  • Prof. Dr. Edvard Ingjald Moser, Norwegen, Norwegian University of Science and Technology, Host: Prof. Dr. Dietmar Schmitz (Charité), Research project: "Role of the parasubiculum in interregional theta-synchrony in spatial navigation"
  • Dr. Michael Sieweke, Frankreich, Centre dImmunologie de Marseille-Luminy (CIML), Host: Prof. Dr. Klaus Rajewsky (Max-Delbrück Centre for Molecular Medicine), Research project: “Engineered macrophages for cellular ther-apy“ (Renewal application, till 2019)
  • Prof. Dr. Viola Vogel, Schweiz, ETH Zürich, Host: Prof. Dr. Georg N. Duda (Charité), Research project: "Mechanobiology of Tissue Growth and Regeneration"

2017-2019

  • Prof. Dr. Brian Kobilka, USA, Stanford University, Host: Prof. Dr. Christian Spahn (Charité), Research project: "In silico GPCR: 'A computational microscope to determine receptor – G protein coupling specificity and functional selectivity' "
  • Prof. Dr. David Gutmann, USA, Washington University School of Medicine, Host: Prof. Dr. Helmut Kettenmann (Max Delbrück Center for Molecular Medicine), Research project: "Biology and treatment strategies of low-grade gliomas"
  • Prof. Dr. Mario Nicodemi, Italian, Università di Napoli Federico II, Host: Prof. Dr. Ana Pombo (Max Delbrück Center for Molecular Medicine), Research project: "Understanding chromatin folding and gene regulation in disease associated genomic rearrangements"
  • Prof. Dr. Stefan Guenther Tullius, USA, Harvard Medical School, Gastgeber: Prof. Dr. Johann Pratschke (Charité), Forschungsprojekt: "Vascular Composite Tissue Allotransplantation (VCA): an integrated, multidisciplinary Basic and CLinical Research Program for abdominal wall, hand, and uterus transplantation"
  • Prof. Dr. David J. Mooney, USA, Harvard University, Gastgeber: Prof. Dr.-Ing. Georg N. Duda (Charité), Forschungsprojekt: "Biomaterial based strategies to stimulate in situ tissue formation for bone and muscle regeneration" - follow-up funding

2016-2018

  • Prof. Dr. Ralf Bodmer, USA, Sanford Burnham Medical Research Institute, Host: Prof. Dr. Silke Rickert-Sperling (Charité), Research project: “Congenital Heart Disease: expanding the developmental genetic network by utilizing the Drosophila heart to model patient genomic aberrations"
  • Prof. Dr. Bassem Hassan, Belgium, VIB / KU Leuven, Host: Prof. Dr. Christian Rosenmund (Charité), Research project: “The developmental basis of neuronal circuit wiring variability and its contribution to behavior"
  • Prof. Dr. Ulrich Müller, USA, The Scripps Research Institute, Host: Prof. Dr. Thomas Sommer (Max-Delbrück-Centrum for Molecular Medicine), Research project: “Mechanotransduction in health and disease"

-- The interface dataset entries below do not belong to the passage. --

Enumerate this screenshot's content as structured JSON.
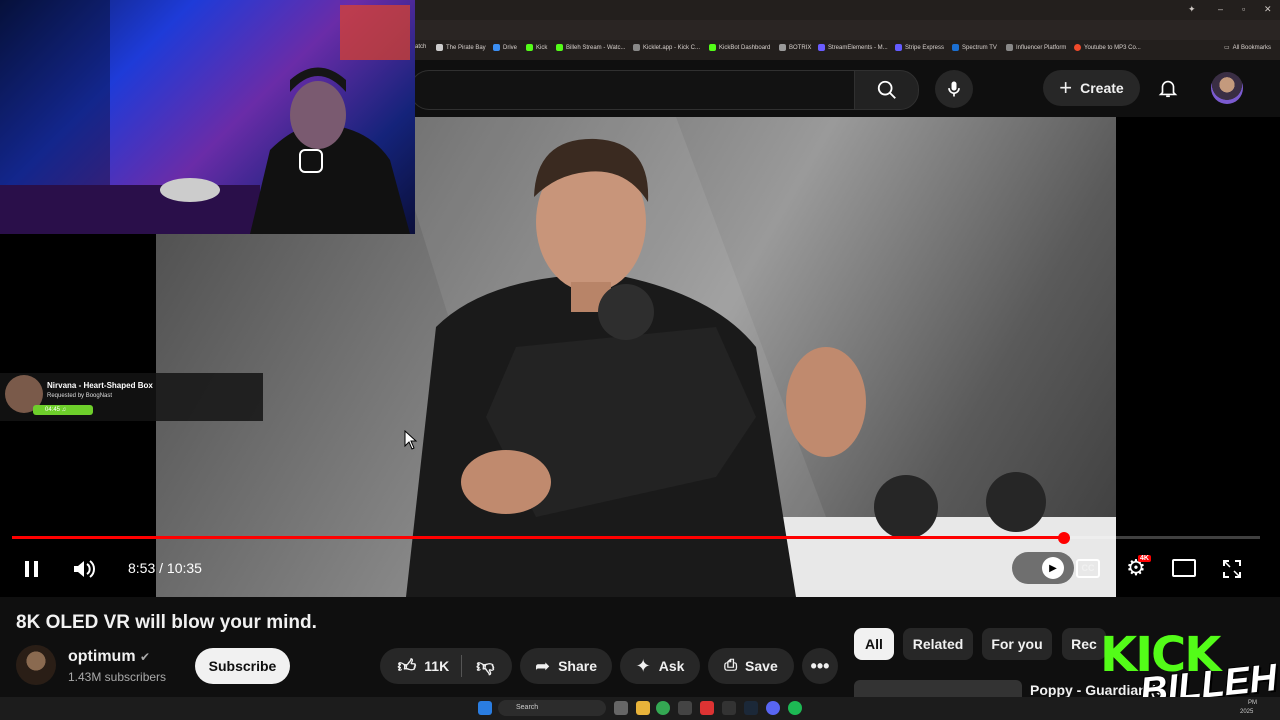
{
  "bookmarks": [
    "atch",
    "The Pirate Bay",
    "Drive",
    "Kick",
    "Billeh Stream - Watc...",
    "Kicklet.app - Kick C...",
    "KickBot Dashboard",
    "BOTRIX",
    "StreamElements - M...",
    "Stripe Express",
    "Spectrum TV",
    "Influencer Platform",
    "Youtube to MP3 Co..."
  ],
  "bookmarks_all": "All Bookmarks",
  "header": {
    "create_label": "Create"
  },
  "overlay": {
    "song_title": "Nirvana - Heart-Shaped Box",
    "requested_by": "Requested by BoogNast",
    "song_time": "04:45"
  },
  "player": {
    "time": "8:53 / 10:35",
    "progress_fraction": 0.843,
    "quality_badge": "4K"
  },
  "video": {
    "title": "8K OLED VR will blow your mind."
  },
  "channel": {
    "name": "optimum",
    "subscribers": "1.43M subscribers",
    "subscribe_label": "Subscribe"
  },
  "actions": {
    "likes": "11K",
    "share": "Share",
    "ask": "Ask",
    "save": "Save"
  },
  "chips": [
    "All",
    "Related",
    "For you",
    "Rec"
  ],
  "recommended": {
    "title": "Poppy - Guardian (C"
  },
  "taskbar": {
    "search_placeholder": "Search",
    "clock": "PM",
    "date": "2025"
  },
  "branding": {
    "kick": "KICK",
    "billeh": "BILLEH"
  }
}
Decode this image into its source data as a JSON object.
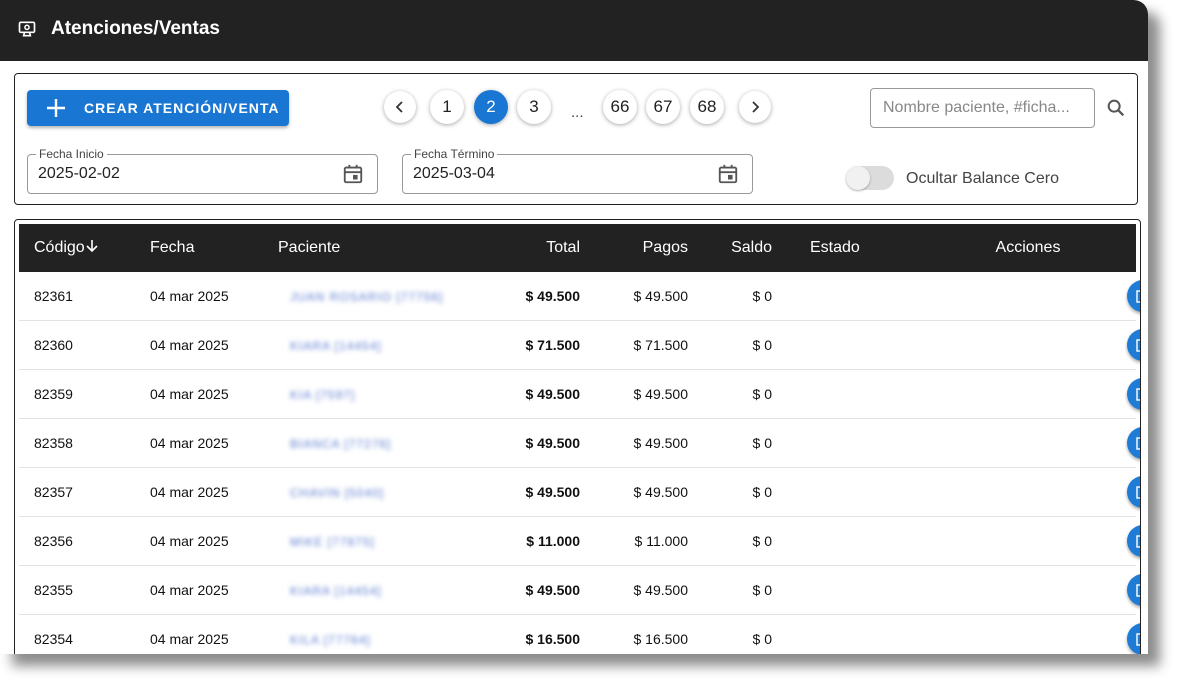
{
  "header": {
    "title": "Atenciones/Ventas",
    "icon": "money-monitor-icon"
  },
  "toolbar": {
    "create_label": "CREAR ATENCIÓN/VENTA"
  },
  "pagination": {
    "pages": [
      "1",
      "2",
      "3",
      "66",
      "67",
      "68"
    ],
    "current": "2",
    "ellipsis": "..."
  },
  "search": {
    "placeholder": "Nombre paciente, #ficha...",
    "value": ""
  },
  "filters": {
    "start_label": "Fecha Inicio",
    "start_value": "2025-02-02",
    "end_label": "Fecha Término",
    "end_value": "2025-03-04",
    "toggle_label": "Ocultar Balance Cero",
    "toggle_on": false
  },
  "table": {
    "columns": [
      "Código",
      "Fecha",
      "Paciente",
      "Total",
      "Pagos",
      "Saldo",
      "Estado",
      "Acciones"
    ],
    "sort_column": "Código",
    "rows": [
      {
        "code": "82361",
        "date": "04 mar 2025",
        "patient": "JUAN ROSARIO [77756]",
        "total": "$ 49.500",
        "pagos": "$ 49.500",
        "saldo": "$ 0",
        "estado": ""
      },
      {
        "code": "82360",
        "date": "04 mar 2025",
        "patient": "KIARA [14454]",
        "total": "$ 71.500",
        "pagos": "$ 71.500",
        "saldo": "$ 0",
        "estado": ""
      },
      {
        "code": "82359",
        "date": "04 mar 2025",
        "patient": "KIA [7597]",
        "total": "$ 49.500",
        "pagos": "$ 49.500",
        "saldo": "$ 0",
        "estado": ""
      },
      {
        "code": "82358",
        "date": "04 mar 2025",
        "patient": "BIANCA [77276]",
        "total": "$ 49.500",
        "pagos": "$ 49.500",
        "saldo": "$ 0",
        "estado": ""
      },
      {
        "code": "82357",
        "date": "04 mar 2025",
        "patient": "CHAVIN [5040]",
        "total": "$ 49.500",
        "pagos": "$ 49.500",
        "saldo": "$ 0",
        "estado": ""
      },
      {
        "code": "82356",
        "date": "04 mar 2025",
        "patient": "MIKE [77875]",
        "total": "$ 11.000",
        "pagos": "$ 11.000",
        "saldo": "$ 0",
        "estado": ""
      },
      {
        "code": "82355",
        "date": "04 mar 2025",
        "patient": "KIARA [14454]",
        "total": "$ 49.500",
        "pagos": "$ 49.500",
        "saldo": "$ 0",
        "estado": ""
      },
      {
        "code": "82354",
        "date": "04 mar 2025",
        "patient": "KILA [77764]",
        "total": "$ 16.500",
        "pagos": "$ 16.500",
        "saldo": "$ 0",
        "estado": ""
      }
    ]
  },
  "colors": {
    "primary": "#1976d2",
    "header": "#222222",
    "edit": "#1e7bd6",
    "pay": "#f28a00",
    "mail": "#3fae45",
    "pdf": "#f04848"
  },
  "action_icons": [
    "edit-icon",
    "credit-card-icon",
    "mail-icon",
    "pdf-icon"
  ]
}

2015-2017

  • Prof. Dr. Florian Sennlaub, France, Institut de la Vision, Host: Prof. Dr. Olaf Strauß (Charité), Research project: “Signaling at the blood/retina barrier in the recruitment of macrophages and accumulation in retinal disease”
  • Dr. Michael Sieweke, France, Centre d'Immunologie de Marseille-Luminy (CIML), Host: Prof. Dr. Klaus Rajewsky (Max-Delbrück Centre for Molecular Medicine), Research project: “Control of macrophage numbers by endogenous self renewal mechanisms“

2014-2017

  • Prof. Dr. Thomas Südhof, USA, Stanford University, Host: Prof. Dr. Christian Rosenmund (Charité),
    Research project: “The role of RIM and RBP in presynaptic function and human neurological and neuropsychiatric disorders”